- PROBLEM DESCRIPTION: Count how many lines of the listing contain "duration", then give that number and nothing more.

━━ GIVEN DATA ━━

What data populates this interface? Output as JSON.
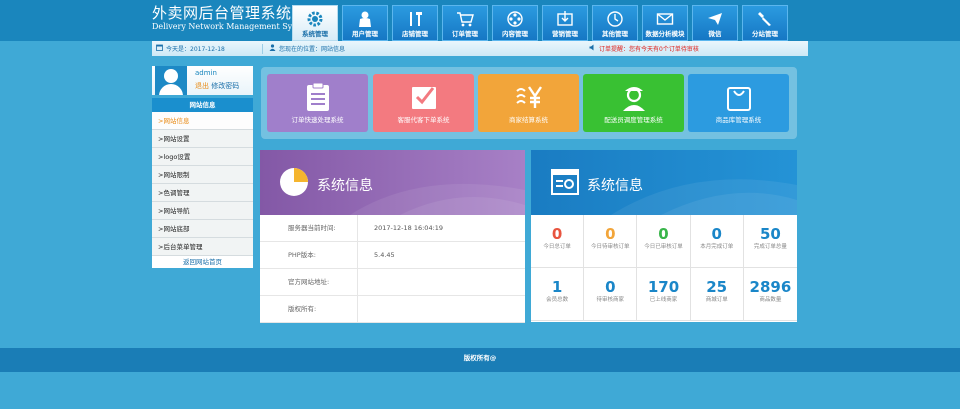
{
  "header": {
    "title_cn": "外卖网后台管理系统",
    "title_en": "Delivery Network Management System"
  },
  "nav": [
    {
      "label": "系统管理",
      "icon": "gear-icon",
      "active": true
    },
    {
      "label": "用户管理",
      "icon": "user-icon",
      "active": false
    },
    {
      "label": "店铺管理",
      "icon": "tools-icon",
      "active": false
    },
    {
      "label": "订单管理",
      "icon": "cart-icon",
      "active": false
    },
    {
      "label": "内容管理",
      "icon": "film-reel-icon",
      "active": false
    },
    {
      "label": "营销管理",
      "icon": "download-box-icon",
      "active": false
    },
    {
      "label": "其他管理",
      "icon": "clock-icon",
      "active": false
    },
    {
      "label": "数据分析模块",
      "icon": "mail-icon",
      "active": false
    },
    {
      "label": "微信",
      "icon": "plane-icon",
      "active": false
    },
    {
      "label": "分站管理",
      "icon": "wrench-icon",
      "active": false
    }
  ],
  "infobar": {
    "date_label": "今天是：2017-12-18",
    "location_prefix": "您现在的位置：",
    "location": "网站信息",
    "reminder_prefix": "订单提醒：",
    "reminder_text": "您有今天有0个订单待审核"
  },
  "user": {
    "name": "admin",
    "logout": "退出",
    "change_password": "修改密码"
  },
  "sidebar": {
    "title": "网站信息",
    "items": [
      ">网站信息",
      ">网站设置",
      ">logo设置",
      ">网站限制",
      ">色调管理",
      ">网站导航",
      ">网站底部",
      ">后台菜单管理"
    ],
    "back": "返回网站首页"
  },
  "tiles": [
    {
      "label": "订单快速处理系统",
      "color": "#a07fcb",
      "icon": "clipboard-list-icon"
    },
    {
      "label": "客服代客下单系统",
      "color": "#f37a80",
      "icon": "checkmark-card-icon"
    },
    {
      "label": "商家结算系统",
      "color": "#f2a53a",
      "icon": "yen-coins-icon"
    },
    {
      "label": "配送员调度管理系统",
      "color": "#39c133",
      "icon": "courier-icon"
    },
    {
      "label": "商品库管理系统",
      "color": "#2c9be0",
      "icon": "shopping-bag-icon"
    }
  ],
  "left_panel": {
    "title": "系统信息",
    "rows": [
      {
        "key": "服务器当前时间:",
        "value": "2017-12-18 16:04:19"
      },
      {
        "key": "PHP版本:",
        "value": "5.4.45"
      },
      {
        "key": "官方网站地址:",
        "value": ""
      },
      {
        "key": "版权所有:",
        "value": ""
      }
    ]
  },
  "right_panel": {
    "title": "系统信息",
    "stats": [
      {
        "num": "0",
        "cap": "今日总订单",
        "color": "#e8543f"
      },
      {
        "num": "0",
        "cap": "今日待审核订单",
        "color": "#f2a53a"
      },
      {
        "num": "0",
        "cap": "今日已审核订单",
        "color": "#39b54a"
      },
      {
        "num": "0",
        "cap": "本月完成订单",
        "color": "#1a86c8"
      },
      {
        "num": "50",
        "cap": "完成订单总量",
        "color": "#1a86c8"
      },
      {
        "num": "1",
        "cap": "会员总数",
        "color": "#1a86c8"
      },
      {
        "num": "0",
        "cap": "待审核商家",
        "color": "#1a86c8"
      },
      {
        "num": "170",
        "cap": "已上线商家",
        "color": "#1a86c8"
      },
      {
        "num": "25",
        "cap": "商城订单",
        "color": "#1a86c8"
      },
      {
        "num": "2896",
        "cap": "商品数量",
        "color": "#1a86c8"
      }
    ]
  },
  "footer": {
    "text": "版权所有@"
  }
}
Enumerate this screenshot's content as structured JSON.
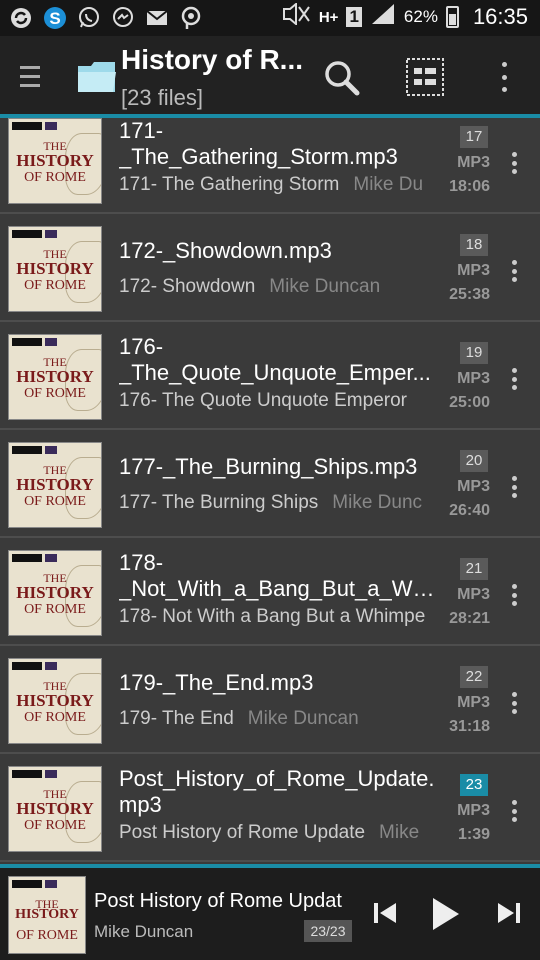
{
  "status_bar": {
    "battery": "62%",
    "time": "16:35",
    "network": "H+",
    "sim": "1"
  },
  "action_bar": {
    "title": "History of R...",
    "subtitle": "[23 files]"
  },
  "files": [
    {
      "title_lines": [
        "171-",
        "_The_Gathering_Storm.mp3"
      ],
      "track": "171- The Gathering Storm",
      "artist": "Mike Du",
      "num": "17",
      "format": "MP3",
      "duration": "18:06"
    },
    {
      "title_lines": [
        "172-_Showdown.mp3"
      ],
      "track": "172- Showdown",
      "artist": "Mike Duncan",
      "num": "18",
      "format": "MP3",
      "duration": "25:38"
    },
    {
      "title_lines": [
        "176-",
        "_The_Quote_Unquote_Emper..."
      ],
      "track": "176- The Quote Unquote Emperor",
      "artist": "",
      "num": "19",
      "format": "MP3",
      "duration": "25:00"
    },
    {
      "title_lines": [
        "177-_The_Burning_Ships.mp3"
      ],
      "track": "177- The Burning Ships",
      "artist": "Mike Dunc",
      "num": "20",
      "format": "MP3",
      "duration": "26:40"
    },
    {
      "title_lines": [
        "178-",
        "_Not_With_a_Bang_But_a_Wh..."
      ],
      "track": "178- Not With a Bang But a Whimpe",
      "artist": "",
      "num": "21",
      "format": "MP3",
      "duration": "28:21"
    },
    {
      "title_lines": [
        "179-_The_End.mp3"
      ],
      "track": "179- The End",
      "artist": "Mike Duncan",
      "num": "22",
      "format": "MP3",
      "duration": "31:18"
    },
    {
      "title_lines": [
        "Post_History_of_Rome_Update.",
        "mp3"
      ],
      "track": "Post History of Rome Update",
      "artist": "Mike",
      "num": "23",
      "format": "MP3",
      "duration": "1:39",
      "current": true
    }
  ],
  "thumbnail": {
    "line1": "THE",
    "line2": "HISTORY",
    "line3": "OF ROME"
  },
  "player": {
    "title": "Post History of Rome Updat",
    "artist": "Mike Duncan",
    "position": "23/23"
  },
  "colors": {
    "accent": "#1a8ca6",
    "background": "#3a3a3a"
  }
}
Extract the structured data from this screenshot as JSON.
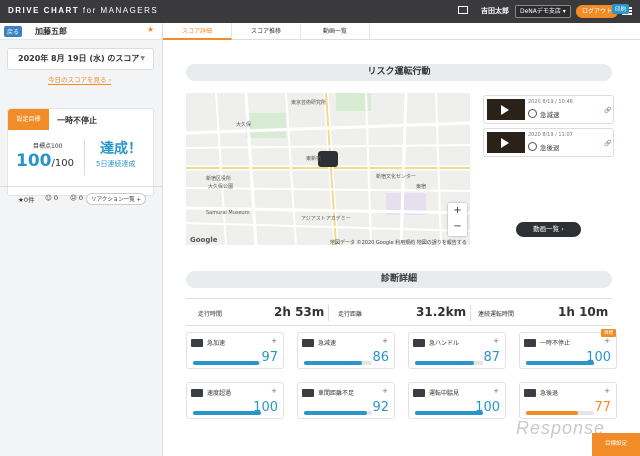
{
  "app": {
    "logo_main": "DRIVE CHART",
    "logo_sub": "for MANAGERS",
    "user": "吉田太郎",
    "store": "DeNAデモ支店 ▾",
    "logout": "ログアウト"
  },
  "sidebar": {
    "back": "戻る",
    "driver": "加藤五郎",
    "date": "2020年 8月 19日 (水) のスコア",
    "today_link": "今日のスコアを見る ›",
    "goal": {
      "tag": "設定目標",
      "title": "一時不停止",
      "target_label": "目標点100",
      "score": "100",
      "score_suffix": "/100",
      "achieved": "達成！",
      "streak": "5日連続達成"
    },
    "reactions": [
      {
        "icon": "star-icon",
        "text": "★0件"
      },
      {
        "icon": "smile-icon",
        "text": "0"
      },
      {
        "icon": "face-icon",
        "text": "0"
      }
    ],
    "reaction_list": "リアクション一覧 +"
  },
  "tabs": [
    "スコア詳細",
    "スコア推移",
    "動画一覧"
  ],
  "print": "印刷",
  "risk": {
    "title": "リスク運転行動",
    "videos": [
      {
        "date": "2020 8/19 / 10:46",
        "type": "急減速"
      },
      {
        "date": "2020 8/19 / 11:07",
        "type": "急後退"
      }
    ],
    "list_button": "動画一覧 ›",
    "map_labels": [
      "東京芸術研究所",
      "大久保",
      "新宿区役所",
      "大久保公園",
      "Samurai Museum",
      "アジアストアカデミー",
      "新宿",
      "東新宿",
      "新宿文化センター",
      "東宿"
    ],
    "map_credit": "地図データ ©2020 Google  利用規約  地図の誤りを報告する",
    "google": "Google"
  },
  "diagnosis": {
    "title": "診断詳細",
    "stats": [
      {
        "label": "走行時間",
        "value": "2h 53m"
      },
      {
        "label": "走行距離",
        "value": "31.2km"
      },
      {
        "label": "連続運転時間",
        "value": "1h 10m"
      }
    ],
    "cards": [
      {
        "label": "急加速",
        "value": 97,
        "icon": "car-accel-icon"
      },
      {
        "label": "急減速",
        "value": 86,
        "icon": "car-brake-icon"
      },
      {
        "label": "急ハンドル",
        "value": 87,
        "icon": "steering-icon"
      },
      {
        "label": "一時不停止",
        "value": 100,
        "icon": "stop-icon",
        "flag": "目標"
      },
      {
        "label": "速度超過",
        "value": 100,
        "icon": "speed-icon"
      },
      {
        "label": "車間距離不足",
        "value": 92,
        "icon": "distance-icon"
      },
      {
        "label": "運転中脇見",
        "value": 100,
        "icon": "eye-icon"
      },
      {
        "label": "急後退",
        "value": 77,
        "icon": "reverse-icon",
        "color": "#f28c28"
      }
    ]
  },
  "footer": {
    "watermark": "Response",
    "corner": "目標設定"
  }
}
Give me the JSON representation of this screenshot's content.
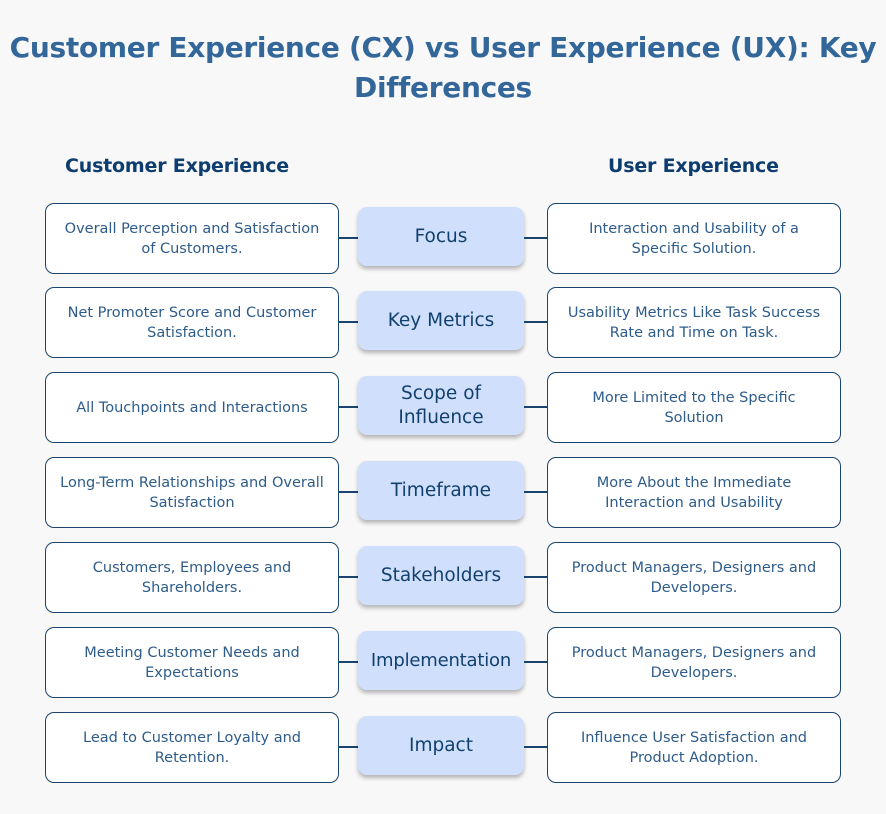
{
  "title": "Customer Experience (CX) vs User Experience (UX): Key Differences",
  "columns": {
    "left_heading": "Customer Experience",
    "right_heading": "User Experience"
  },
  "rows": [
    {
      "aspect": "Focus",
      "cx": "Overall Perception and Satisfaction of Customers.",
      "ux": "Interaction and Usability of a Specific Solution."
    },
    {
      "aspect": "Key Metrics",
      "cx": "Net Promoter Score and Customer Satisfaction.",
      "ux": "Usability Metrics Like Task Success Rate and Time on Task."
    },
    {
      "aspect": "Scope of\nInfluence",
      "cx": "All Touchpoints and Interactions",
      "ux": "More Limited to the Specific Solution"
    },
    {
      "aspect": "Timeframe",
      "cx": "Long-Term Relationships and Overall Satisfaction",
      "ux": "More About the Immediate Interaction and Usability"
    },
    {
      "aspect": "Stakeholders",
      "cx": "Customers, Employees and Shareholders.",
      "ux": "Product Managers, Designers and Developers."
    },
    {
      "aspect": "Implementation",
      "cx": "Meeting Customer Needs and Expectations",
      "ux": "Product Managers, Designers and Developers."
    },
    {
      "aspect": "Impact",
      "cx": "Lead to Customer Loyalty and Retention.",
      "ux": "Influence User Satisfaction and Product Adoption."
    }
  ],
  "colors": {
    "title": "#336699",
    "heading": "#0d3c6e",
    "box_border": "#1a4470",
    "box_text": "#2e5c8a",
    "pill_fill": "#d0e0fc",
    "pill_text": "#12406e",
    "background": "#f8f8f9"
  }
}
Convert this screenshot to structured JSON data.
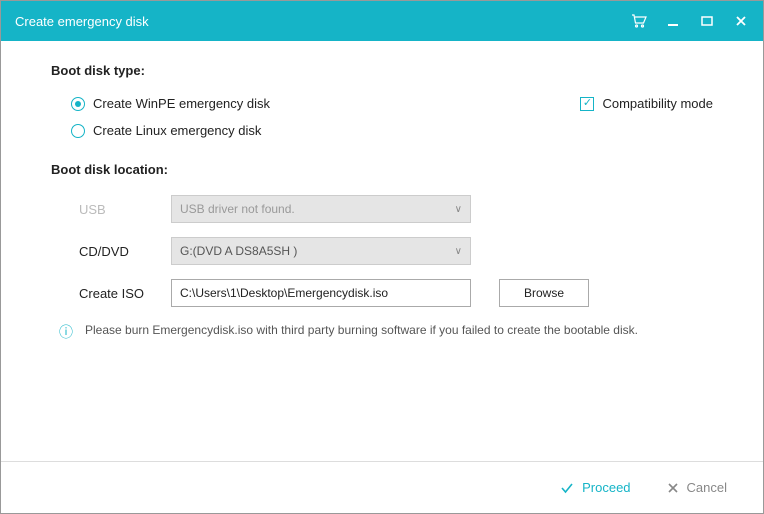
{
  "titlebar": {
    "title": "Create emergency disk"
  },
  "section1": {
    "label": "Boot disk type:",
    "opt1": "Create WinPE emergency disk",
    "opt2": "Create Linux emergency disk",
    "compat": "Compatibility mode"
  },
  "section2": {
    "label": "Boot disk location:",
    "usb_label": "USB",
    "usb_value": "USB driver not found.",
    "cd_label": "CD/DVD",
    "cd_value": "G:(DVD A DS8A5SH   )",
    "iso_label": "Create ISO",
    "iso_value": "C:\\Users\\1\\Desktop\\Emergencydisk.iso",
    "browse": "Browse"
  },
  "note": "Please burn Emergencydisk.iso with third party burning software if you failed to create the bootable disk.",
  "footer": {
    "proceed": "Proceed",
    "cancel": "Cancel"
  }
}
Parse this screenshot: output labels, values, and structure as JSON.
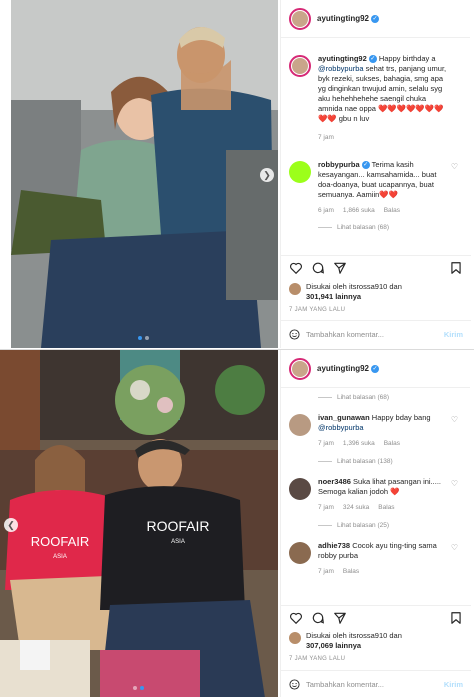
{
  "post1": {
    "username": "ayutingting92",
    "caption": {
      "user": "ayutingting92",
      "text_before": " Happy birthday a ",
      "mention": "@robbypurba",
      "text_after": " sehat trs, panjang umur, byk rezeki, sukses, bahagia, smg apa yg dinginkan trwujud amin, selalu syg aku hehehhehehe saengil chuka amnida nae oppa ❤️❤️❤️❤️❤️❤️❤️❤️❤️ gbu n luv",
      "time": "7 jam"
    },
    "comment": {
      "user": "robbypurba",
      "text": " Terima kasih kesayangan... kamsahamida... buat doa-doanya, buat ucapannya, buat semuanya. Aamiin❤️❤️",
      "time": "6 jam",
      "likes": "1,866 suka",
      "reply": "Balas",
      "view_replies": "Lihat balasan (68)"
    },
    "liked_by": "Disukai oleh itsrossa910 dan",
    "likes_count": "301,941 lainnya",
    "timestamp": "7 JAM YANG LALU",
    "add_comment_placeholder": "Tambahkan komentar...",
    "post_label": "Kirim"
  },
  "post2": {
    "username": "ayutingting92",
    "view_replies_top": "Lihat balasan (68)",
    "comments": [
      {
        "user": "ivan_gunawan",
        "text": " Happy bday bang ",
        "mention": "@robbypurba",
        "time": "7 jam",
        "likes": "1,396 suka",
        "reply": "Balas",
        "view_replies": "Lihat balasan (138)"
      },
      {
        "user": "noer3486",
        "text": " Suka lihat pasangan ini..... Semoga kalian jodoh ❤️",
        "mention": "",
        "time": "7 jam",
        "likes": "324 suka",
        "reply": "Balas",
        "view_replies": "Lihat balasan (25)"
      },
      {
        "user": "adhie738",
        "text": " Cocok ayu ting-ting sama robby purba",
        "mention": "",
        "time": "7 jam",
        "likes": "",
        "reply": "Balas",
        "view_replies": ""
      }
    ],
    "liked_by": "Disukai oleh itsrossa910 dan",
    "likes_count": "307,069 lainnya",
    "timestamp": "7 JAM YANG LALU",
    "add_comment_placeholder": "Tambahkan komentar...",
    "post_label": "Kirim",
    "shirt_text_1": "ROOFAIR",
    "shirt_sub_1": "ASIA",
    "shirt_text_2": "ROOFAIR",
    "shirt_sub_2": "ASIA"
  },
  "icons": [
    "heart-icon",
    "comment-icon",
    "share-icon",
    "bookmark-icon",
    "smile-icon",
    "verified-icon",
    "chevron-right-icon",
    "chevron-left-icon"
  ],
  "colors": {
    "accent": "#3897f0",
    "ring": "#d62976",
    "muted": "#8e8e8e"
  }
}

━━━

- ANSWER TO THE PROBLEM: 7